It took a while for the earth to recover from the end Mesozoic extinction event. It was around 10 million years before the first whales evolved to fill the ecological niches vacated by the great sea reptiles. There was a radiation of modern type birds at around the same time as the whales. At the second half of day 5, in the Genesis account, God is portrayed as creating great whales, and living creatures. He is then portrayed as communicating directly with them, something he doesn’t do to the birds. If you take this literally and interpret it in the light of our modern knowledge, then the most likely interpretation is that the living creatures were in fact the smaller whales.
The radiation of modern type bovidae (cattle) occurred in the grasslands that developed, much later from about 10 million years ago. The hominins, our immediate ancestors also inhabited these grasslands. Human Beings first appeared about 200,000 years ago. At the beginning of Day 6, the earth is portrayed as bringing forth, the living creature, cattle, the beast of the earth and the creeping thing. Only one of these creatures is readily identifiable, the cattle. And modern type cattle proliferated with the grassland that also gave rise to our hominin ancestors.
The term living creature used here, is the same that is used for the living creature of the water, and it can also be interpreted as living soul. The earth is credited with bringing forth the living creature, but that group is not later included in the list of those creatures that God made. Living creature can be interpreted as a catch-all term for the creatures of the other three groups. But it could equally, and more in line, with modern science, be understood as a term for the creature that God chose to remake to have dominion over the earth, Man in the Image of God. The latter interpretation being the one that is consistent with the findings of modern science.
There are a surprising number of similarities between our modern scientific understanding of how the world developed, and the ancient accounts of Genesis 1. Even the firmament, which is placed between, the waters above, and the waters beneath in Day 2 provides no problem if you understand it to be that which developed into the open firmament of heaven that the birds are portrayed as flying across in Day 5. I think there is sufficient to meet Huxley’s standard for divine inspiration.
However the cosmology of Genesis 1, is the medium not the message. Its message is political, advocating respect for the human, and delineating the role of government as an agency for the maintenance of stability and structure. Even without the amazing coincidences, it is consistent with divine inspiration.
It’s message is consistent with that of psychologist, Brad Bushman.
“I’ve been studying aggression for about 30 years, and I’ve seen that the most harmful belief that a person can have is that they’re superior to others,” Bushman said. “Men are better than women, my race is better than your race, my religion is superior to your religion. When people believe they’re better than other people, they act accordingly.”
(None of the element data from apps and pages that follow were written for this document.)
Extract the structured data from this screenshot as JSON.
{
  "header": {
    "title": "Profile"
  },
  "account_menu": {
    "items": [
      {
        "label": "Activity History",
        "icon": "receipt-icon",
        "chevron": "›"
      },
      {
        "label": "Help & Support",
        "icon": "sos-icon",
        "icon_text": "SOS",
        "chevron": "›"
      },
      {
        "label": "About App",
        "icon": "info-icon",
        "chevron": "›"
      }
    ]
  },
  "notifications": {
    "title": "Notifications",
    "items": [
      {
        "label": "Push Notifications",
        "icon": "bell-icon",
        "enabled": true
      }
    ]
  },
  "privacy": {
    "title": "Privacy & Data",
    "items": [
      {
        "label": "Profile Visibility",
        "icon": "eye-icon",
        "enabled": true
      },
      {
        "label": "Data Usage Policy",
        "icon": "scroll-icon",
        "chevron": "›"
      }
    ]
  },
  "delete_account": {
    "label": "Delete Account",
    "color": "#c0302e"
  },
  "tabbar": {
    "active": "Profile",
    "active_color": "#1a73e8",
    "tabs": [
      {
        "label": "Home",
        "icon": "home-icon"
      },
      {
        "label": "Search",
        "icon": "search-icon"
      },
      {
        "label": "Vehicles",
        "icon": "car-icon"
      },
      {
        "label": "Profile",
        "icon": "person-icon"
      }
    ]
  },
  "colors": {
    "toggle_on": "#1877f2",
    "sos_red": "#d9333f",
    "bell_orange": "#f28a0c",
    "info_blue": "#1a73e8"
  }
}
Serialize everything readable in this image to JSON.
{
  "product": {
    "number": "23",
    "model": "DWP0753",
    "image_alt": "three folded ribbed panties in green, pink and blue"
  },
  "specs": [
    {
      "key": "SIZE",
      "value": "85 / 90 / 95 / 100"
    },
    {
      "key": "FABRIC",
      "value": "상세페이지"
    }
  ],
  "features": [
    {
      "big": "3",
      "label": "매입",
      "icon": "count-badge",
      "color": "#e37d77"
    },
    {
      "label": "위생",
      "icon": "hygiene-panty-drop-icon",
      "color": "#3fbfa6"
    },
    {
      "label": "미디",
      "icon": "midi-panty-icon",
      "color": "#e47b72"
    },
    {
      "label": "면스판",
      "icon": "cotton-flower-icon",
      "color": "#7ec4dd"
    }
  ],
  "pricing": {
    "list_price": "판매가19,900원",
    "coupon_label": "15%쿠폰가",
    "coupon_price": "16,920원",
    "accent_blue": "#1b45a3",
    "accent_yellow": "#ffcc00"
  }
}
He hopes that more research can help us understand where narcissism comes from, and perhaps help us to stem the tide. “If people could believe that everyone on the planet is part of the same human family, and deserves the same respect, so many problems would be solved,” he said.
Rachel Feltman You only need a one-question test to identify a narcissist. Washington Post August 2014.
The message of Genesis 1 is embedded in a story that fits in surprising detail with our modern understanding of the earth’s history. It’s message that all humans are of infinite value, bearers of the image of God; and all entitled to play their part in the ruling of the earth; is one that the world, caught as it is in the narcissism of power, still does not hear.